Bulk Download of Power BI Custom Visual Sample Files

Update (Sep 24): Microsoft moved the custom Visuals to AppSource site. All my old queries to Office Stores cannot be refreshed, since Microsoft redirect the Office Store requests to AppSource. The good news: I was able to web scrap AppSource, and will share portions of the queries in my next blog post (Subscribers will get the files as well)If you are interested in the full solution (as seen in the embedded report below), including the bulk-download, go here,

Do you like Power BI Custom Visuals? Are you tired of reading help pages, blog posts (like this one) or watch YouTube videos to learn how to use new Custom Visuals, but wish you could easily learn how to use them? Each custom visual has a Power BI sample report that was released by the provider. While these sample files are often the best way to learn how to fully utilize new custom visuals, I suspect that some of you never knew these files exist.

In today’s post, I will share a method to automatically download all custom visuals in one bulk. But before we do, let’s start with a shot background for those of you who are new to Power BI Custom Visual sample files.

How to download the sample file (.pbix)

Update (Sep 24): Go to App Source or Office Store (which will redirect you to AppSource) here and search for your favorite Power BI custom visual. Once found, click Get it now on your favorite visual.

Update (Sep 24): This is the old Office Store page. No longer relevant, as you are redirected to AppSource.

 

Update (Sep 24): This is the old Office Store page. It is no longer relevant, as you are redirected to AppSource.

How to Download Custom Visual Sample File

Update (Sep 24): The following Office Store page is still shown after you select the visual.

Click download the sample report.

How to Download Custom Visual Sample File

Now you can open the downloaded pbix file, and learn how to use your favorite Power BI Custom Visual.

How To Bulk Download All Sample Files – One Workbook to Rule Them All

I have prepared an Excel workbook that web scrap Office Store to get all the Custom Visuals, and perform a bulk download of all sample files. The result is a very useful learning resource: A folder with all the pbix files.  You can now open each file using Power BI Desktop, and enjoy learning new tricks with your favorite custom visuals.

And the nice thing here, is that every time you will refresh the Excel workbook and run the macro, you will get the latest and greatest sample files – including new visuals, and including new samples of existing visuals (if the vendor is kind enough to improve the sample file).

Bulk Download all Power BI Custom Visual Sample Files

Instructions

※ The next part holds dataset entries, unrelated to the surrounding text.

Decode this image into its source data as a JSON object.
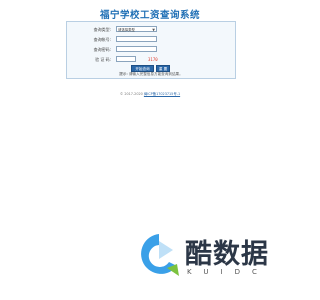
{
  "page": {
    "title": "福宁学校工资查询系统"
  },
  "form": {
    "type_label": "查询类型:",
    "type_value": "请选择类型",
    "account_label": "查询帐号:",
    "password_label": "查询密码:",
    "captcha_label": "验 证 码:",
    "captcha_value": "3170",
    "start_button": "开始查询",
    "reset_button": "重 置",
    "hint_prefix": "提示:",
    "hint_text": "请输入完整信息方能查询到结果。"
  },
  "footer": {
    "copyright": "© 2017-2020",
    "link_text": "闽ICP备17023715号-1"
  },
  "watermark": {
    "wordmark": "酷数据",
    "sub": "KUIDC"
  },
  "colors": {
    "title": "#1f6fb5",
    "button": "#2a67a8",
    "captcha": "#e03a2a",
    "logo_blue": "#3aa0e8",
    "logo_green": "#7cc23f"
  }
}
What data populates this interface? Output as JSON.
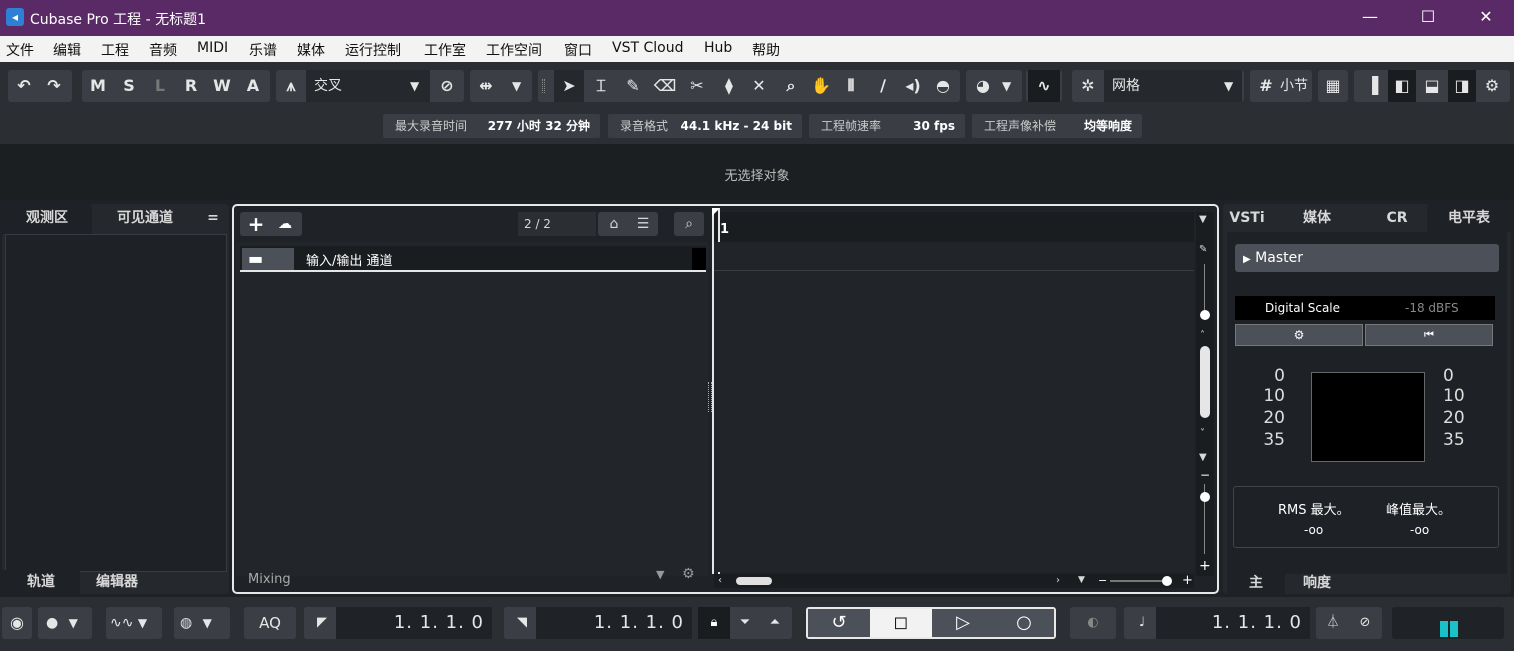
{
  "window": {
    "title": "Cubase Pro 工程 - 无标题1",
    "logo_icon": "cubase-logo-icon",
    "controls": [
      "minimize-icon",
      "maximize-icon",
      "close-icon"
    ],
    "minimize_glyph": "—",
    "maximize_glyph": "☐",
    "close_glyph": "✕"
  },
  "menu": [
    "文件",
    "编辑",
    "工程",
    "音频",
    "MIDI",
    "乐谱",
    "媒体",
    "运行控制",
    "工作室",
    "工作空间",
    "窗口",
    "VST Cloud",
    "Hub",
    "帮助"
  ],
  "toolbar": {
    "undo_icon": "undo-icon",
    "redo_icon": "redo-icon",
    "mute_label": "M",
    "solo_label": "S",
    "listen_label": "L",
    "read_label": "R",
    "write_label": "W",
    "auto_label": "A",
    "crossfade_mode": "交叉",
    "snap_type": "网格",
    "grid_prefix": "#",
    "grid_label": "小节",
    "tools": [
      "select-tool-icon",
      "range-tool-icon",
      "draw-tool-icon",
      "erase-tool-icon",
      "split-tool-icon",
      "glue-tool-icon",
      "mute-tool-icon",
      "zoom-tool-icon",
      "hand-tool-icon",
      "comp-tool-icon",
      "line-tool-icon",
      "play-tool-icon",
      "color-tool-icon"
    ]
  },
  "info": [
    {
      "label": "最大录音时间",
      "value": "277 小时 32 分钟"
    },
    {
      "label": "录音格式",
      "value": "44.1 kHz - 24 bit"
    },
    {
      "label": "工程帧速率",
      "value": "30 fps"
    },
    {
      "label": "工程声像补偿",
      "value": "均等响度"
    }
  ],
  "inspector": {
    "empty_text": "无选择对象"
  },
  "left_zone": {
    "tabs": [
      "观测区",
      "可见通道"
    ],
    "menu_glyph": "=",
    "bottom_tabs": [
      "轨道",
      "编辑器"
    ]
  },
  "project": {
    "add_track_glyph": "+",
    "track_count": "2 / 2",
    "tracks": [
      {
        "name": "输入/输出 通道",
        "type": "folder"
      }
    ],
    "footer_label": "Mixing",
    "ruler_start": "1"
  },
  "right_zone": {
    "tabs": [
      "VSTi",
      "媒体",
      "CR",
      "电平表"
    ],
    "channel": "Master",
    "scale_label": "Digital Scale",
    "scale_value": "-18 dBFS",
    "meter_ticks": [
      "0",
      "10",
      "20",
      "35"
    ],
    "rms_label": "RMS 最大。",
    "rms_value": "-oo",
    "peak_label": "峰值最大。",
    "peak_value": "-oo",
    "bottom_tabs": [
      "主",
      "响度"
    ]
  },
  "transport": {
    "aq_label": "AQ",
    "left_locator": "1. 1. 1.   0",
    "right_locator": "1. 1. 1.   0",
    "primary_position": "1. 1. 1.   0",
    "buttons": [
      "cycle-icon",
      "stop-icon",
      "play-icon",
      "record-icon"
    ]
  },
  "colors": {
    "titlebar": "#5a2a66",
    "accent_meter": "#19c2c9",
    "panel": "#25282c"
  }
}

Download the Excel workbook Custom Visuals.xlsm from Github here, and save it in a local folder. Ensure you have Excel 2016, or Power Query Add-In, and open the workbook. In Data tab, click Refresh All, and wait for the refresh to end. Then, click on the button Download PBIX Sample Files. The macro will download all sample files under the folder PBIX (located  as a sub folder under the folder of the workbook).

Bulk Download of Sample Files

You can download the Excel workbook from Guthub here. This is my first attempt with Github, Stars will be appreciated. I am looking for a way to create a Power BI Report that will navigate to each of the sample reports. If you think you know how, you are welcome to contribute.

Hope you find it helpful.

15 comments

    • Gil Raviv Post authorReply

      Thank you Karine
      Do you intend to use it in an interesting way? Would love to know how.

  1. David Canales Reply

    Gil, to get Refresh All working for me on this excel file, I had first to change Privacy Level on Query Options following these steps:
    1.Data
    2.Get Data
    3.Launch Query Editor…
    4.File
    5.Options and Settings
    6.Query Options
    7.Privacy
    8.Select “Ignore the Privacy Levels and potencially improve performance”
    9.Ok
    9.Close & Load
    10.Refresh All

    After that, everything went fine. Great work and thanks a lot!!!!!

  2. Simon Nuss Reply

    Nice work! Just a heads up – you’ve loaded the PQ results to Power Pivot as well as the sheet.

  3. Frank Tonsen Reply

    Nice code. First time I have seen the XMLHTTP object.

    Unfortunately, the power query takes ages compared to the download. Not your fault, I know.

    BTW, is there a way to get (forbidden) bulk access to the .pbiviz files as well?

  4. Anonymous Reply

    Thanks for sharing! Is there a way to tweak it to download the custom visuals also not only the sample files ?

Leave a Reply